* Items listed in a dataset
#####
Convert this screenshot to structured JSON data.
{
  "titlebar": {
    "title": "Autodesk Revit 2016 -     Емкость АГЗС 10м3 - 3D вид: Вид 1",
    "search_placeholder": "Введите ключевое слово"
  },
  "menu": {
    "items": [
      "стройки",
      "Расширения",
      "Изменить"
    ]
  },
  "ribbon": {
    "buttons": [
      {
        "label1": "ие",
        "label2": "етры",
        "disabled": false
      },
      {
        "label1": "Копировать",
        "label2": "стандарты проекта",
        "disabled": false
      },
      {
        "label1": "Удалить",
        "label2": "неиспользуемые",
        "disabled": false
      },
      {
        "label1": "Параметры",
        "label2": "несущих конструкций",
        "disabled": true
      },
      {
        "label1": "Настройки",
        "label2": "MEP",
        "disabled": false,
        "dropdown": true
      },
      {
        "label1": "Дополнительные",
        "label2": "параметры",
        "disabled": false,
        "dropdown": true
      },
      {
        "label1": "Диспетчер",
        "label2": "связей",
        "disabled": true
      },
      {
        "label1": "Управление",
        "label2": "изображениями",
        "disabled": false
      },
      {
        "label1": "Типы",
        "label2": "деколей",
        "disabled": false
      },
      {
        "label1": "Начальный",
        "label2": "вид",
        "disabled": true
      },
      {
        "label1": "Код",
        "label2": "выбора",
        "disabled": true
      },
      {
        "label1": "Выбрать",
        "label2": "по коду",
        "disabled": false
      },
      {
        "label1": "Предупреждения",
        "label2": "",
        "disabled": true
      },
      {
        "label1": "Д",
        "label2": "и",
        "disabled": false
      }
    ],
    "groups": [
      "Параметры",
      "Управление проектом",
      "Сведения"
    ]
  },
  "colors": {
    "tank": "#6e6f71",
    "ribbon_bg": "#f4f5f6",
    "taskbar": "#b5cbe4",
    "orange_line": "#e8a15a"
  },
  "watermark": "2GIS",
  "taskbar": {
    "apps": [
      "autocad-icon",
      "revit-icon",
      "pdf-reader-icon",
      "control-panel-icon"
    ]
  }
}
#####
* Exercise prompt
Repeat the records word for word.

* Answer box
Convert this screenshot to structured JSON data.
{
  "titlebar": {
    "title": "Autodesk Revit 2016 -     Емкость АГЗС 10м3 - 3D вид: Вид 1",
    "search_placeholder": "Введите ключевое слово"
  },
  "menu": {
    "items": [
      "стройки",
      "Расширения",
      "Изменить"
    ]
  },
  "ribbon": {
    "buttons": [
      {
        "label1": "ие",
        "label2": "етры",
        "disabled": false
      },
      {
        "label1": "Копировать",
        "label2": "стандарты проекта",
        "disabled": false
      },
      {
        "label1": "Удалить",
        "label2": "неиспользуемые",
        "disabled": false
      },
      {
        "label1": "Параметры",
        "label2": "несущих конструкций",
        "disabled": true
      },
      {
        "label1": "Настройки",
        "label2": "MEP",
        "disabled": false,
        "dropdown": true
      },
      {
        "label1": "Дополнительные",
        "label2": "параметры",
        "disabled": false,
        "dropdown": true
      },
      {
        "label1": "Диспетчер",
        "label2": "связей",
        "disabled": true
      },
      {
        "label1": "Управление",
        "label2": "изображениями",
        "disabled": false
      },
      {
        "label1": "Типы",
        "label2": "деколей",
        "disabled": false
      },
      {
        "label1": "Начальный",
        "label2": "вид",
        "disabled": true
      },
      {
        "label1": "Код",
        "label2": "выбора",
        "disabled": true
      },
      {
        "label1": "Выбрать",
        "label2": "по коду",
        "disabled": false
      },
      {
        "label1": "Предупреждения",
        "label2": "",
        "disabled": true
      },
      {
        "label1": "Д",
        "label2": "и",
        "disabled": false
      }
    ],
    "groups": [
      "Параметры",
      "Управление проектом",
      "Сведения"
    ]
  },
  "colors": {
    "tank": "#6e6f71",
    "ribbon_bg": "#f4f5f6",
    "taskbar": "#b5cbe4",
    "orange_line": "#e8a15a"
  },
  "watermark": "2GIS",
  "taskbar": {
    "apps": [
      "autocad-icon",
      "revit-icon",
      "pdf-reader-icon",
      "control-panel-icon"
    ]
  }
}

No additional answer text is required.